*** TASK DATA ***

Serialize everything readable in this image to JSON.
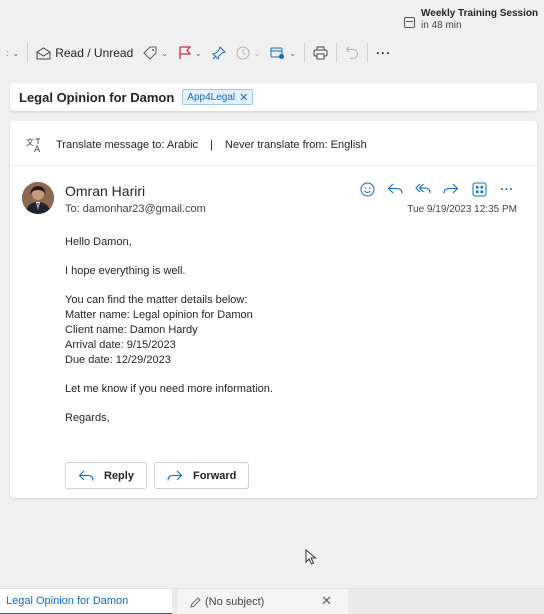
{
  "reminder": {
    "title": "Weekly Training Session",
    "subtitle": "in 48 min",
    "icon": "calendar-icon"
  },
  "toolbar": {
    "read_unread_label": "Read / Unread",
    "more_label": "···"
  },
  "message": {
    "subject": "Legal Opinion for Damon",
    "tag_label": "App4Legal",
    "translate_text": "Translate message to: Arabic",
    "never_translate_text": "Never translate from: English",
    "translate_separator": "|",
    "sender_name": "Omran Hariri",
    "to_line": "To:  damonhar23@gmail.com",
    "date": "Tue 9/19/2023 12:35 PM",
    "body": {
      "greeting": "Hello Damon,",
      "line1": "I hope everything is well.",
      "line2": "You can find the matter details below:",
      "line3": "Matter name: Legal opinion for Damon",
      "line4": "Client name: Damon Hardy",
      "line5": "Arrival date: 9/15/2023",
      "line6": "Due date: 12/29/2023",
      "line7": "Let me know if you need more information.",
      "closing": "Regards,"
    },
    "reply_label": "Reply",
    "forward_label": "Forward"
  },
  "tabs": {
    "active_tab": "Legal Opinion for Damon",
    "draft_tab": "(No subject)"
  },
  "colors": {
    "accent": "#0f6cbd",
    "flag": "#c4314b"
  }
}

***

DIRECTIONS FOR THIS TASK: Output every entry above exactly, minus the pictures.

EXERCISE OUTPUT:
Serialize everything readable in this image to JSON.
{
  "reminder": {
    "title": "Weekly Training Session",
    "subtitle": "in 48 min",
    "icon": "calendar-icon"
  },
  "toolbar": {
    "read_unread_label": "Read / Unread",
    "more_label": "···"
  },
  "message": {
    "subject": "Legal Opinion for Damon",
    "tag_label": "App4Legal",
    "translate_text": "Translate message to: Arabic",
    "never_translate_text": "Never translate from: English",
    "translate_separator": "|",
    "sender_name": "Omran Hariri",
    "to_line": "To:  damonhar23@gmail.com",
    "date": "Tue 9/19/2023 12:35 PM",
    "body": {
      "greeting": "Hello Damon,",
      "line1": "I hope everything is well.",
      "line2": "You can find the matter details below:",
      "line3": "Matter name: Legal opinion for Damon",
      "line4": "Client name: Damon Hardy",
      "line5": "Arrival date: 9/15/2023",
      "line6": "Due date: 12/29/2023",
      "line7": "Let me know if you need more information.",
      "closing": "Regards,"
    },
    "reply_label": "Reply",
    "forward_label": "Forward"
  },
  "tabs": {
    "active_tab": "Legal Opinion for Damon",
    "draft_tab": "(No subject)"
  },
  "colors": {
    "accent": "#0f6cbd",
    "flag": "#c4314b"
  }
}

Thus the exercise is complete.